I suppose those of us who are sufficiently advanced in years can all remember going through the phase of life where horror movies held a certain appeal. Perhaps still today older teens feel some kind of thrill, like agreeing to ride on a terrifying roller-coaster (e.g. the Tower of Terror at Gold Reef City!), displaying the necessary bravado required in order to submit to watching the latest hardcore horror movie on the circuit.
Thankfully I soon realised as a young adult that such adrenalin-releasing audiovisual exposure was not good for me, and that experiencing even imaginary horror (such movies are not factual, but merely dramatised) left its destructive mark on my psyche. I remember being challenged by Paul’s words in Philippians 4:8 to think on things that are pure, lovely, commendable, and excellent.
Today, even secular social commentators are beginning to express alarm at the reality of dystopia, which is defined simply as the opposite of utopia. Even rank pagans today are beginning to notice the cultural reality of pessimism and darkness in art, drama and entertainment. Take a moment to think of storylines in recent movies and television drama that you have sat through and enjoyed. Identify the reality, maybe even in your own ability to be entertained by (derive pleasure from) the thought, that there is something cheering about a nuclear strike; something delightful in aliens, zombies, and apocalyptic revolution; and something enthralling in the suggestion of the end of civilisation.

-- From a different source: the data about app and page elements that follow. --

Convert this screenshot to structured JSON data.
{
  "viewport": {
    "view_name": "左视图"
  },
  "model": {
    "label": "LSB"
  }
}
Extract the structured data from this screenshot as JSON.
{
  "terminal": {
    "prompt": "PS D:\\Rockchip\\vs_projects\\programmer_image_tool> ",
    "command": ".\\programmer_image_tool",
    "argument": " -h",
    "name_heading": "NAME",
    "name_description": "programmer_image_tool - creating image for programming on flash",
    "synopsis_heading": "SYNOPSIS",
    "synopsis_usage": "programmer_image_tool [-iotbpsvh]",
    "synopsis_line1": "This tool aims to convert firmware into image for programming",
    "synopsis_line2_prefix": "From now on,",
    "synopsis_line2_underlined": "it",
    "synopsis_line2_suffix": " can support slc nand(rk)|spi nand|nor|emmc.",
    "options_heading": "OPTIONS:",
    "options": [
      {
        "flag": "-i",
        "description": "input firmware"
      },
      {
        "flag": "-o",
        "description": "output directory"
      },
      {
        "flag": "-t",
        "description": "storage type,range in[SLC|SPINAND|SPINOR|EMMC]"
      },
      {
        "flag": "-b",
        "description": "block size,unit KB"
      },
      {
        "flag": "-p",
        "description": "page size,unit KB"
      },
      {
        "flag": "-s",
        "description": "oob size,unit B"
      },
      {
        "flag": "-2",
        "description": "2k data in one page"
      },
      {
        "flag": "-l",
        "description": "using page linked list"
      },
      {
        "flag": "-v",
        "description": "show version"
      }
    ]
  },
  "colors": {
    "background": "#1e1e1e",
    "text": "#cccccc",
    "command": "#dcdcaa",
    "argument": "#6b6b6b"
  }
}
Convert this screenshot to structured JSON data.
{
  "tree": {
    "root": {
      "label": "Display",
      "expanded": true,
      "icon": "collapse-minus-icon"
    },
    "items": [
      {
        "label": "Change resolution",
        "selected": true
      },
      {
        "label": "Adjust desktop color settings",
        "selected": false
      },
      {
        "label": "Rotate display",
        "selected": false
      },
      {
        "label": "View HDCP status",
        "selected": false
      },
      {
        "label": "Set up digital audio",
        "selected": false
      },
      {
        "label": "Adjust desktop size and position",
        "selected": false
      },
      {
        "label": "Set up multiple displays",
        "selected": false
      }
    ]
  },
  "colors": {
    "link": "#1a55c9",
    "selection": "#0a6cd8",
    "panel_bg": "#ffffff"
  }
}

Perhaps the explanation lies in the reverse psychology of realising that things could be worse. Shows have grown a lot more gloomy and dark, possibly because people have given up on the dream of a perfect world. It must be said that such realism is not necessarily bad: Utopia in a fallen world is simply not to be found! But surely, we ought not to fall over into delightful dystopia!
As believers, we surely should notice and be concerned about the preoccupation with evil that seems to be a growing part of our culture and entertainment. As parents, we should be engaging in analytical dialogue with our children about what entertains them and precisely why it does so. Perhaps we need to help one another to realise that we make ourselves feel better by watching things that are even worse than reality, scaring ourselves into believing that things are not as bad as they seem.
In such discussion we need to conclude that we have a desperate need for biblical correctives. We need regularly to reset our biblical worldview by contemplating God’s self-revelation in the Word, both in the law and the gospel. One of the fruits of the Spirit is goodness, and so our appetites should be toward righteousness and light rather than darkness and its myriad expressions. Every proclamation of the gospel, and its outworking in the gracious power of God, helps us with this.
Thank God for Sundays, and our God-given heritage of singing God’s praises and benefitting from His means of grace!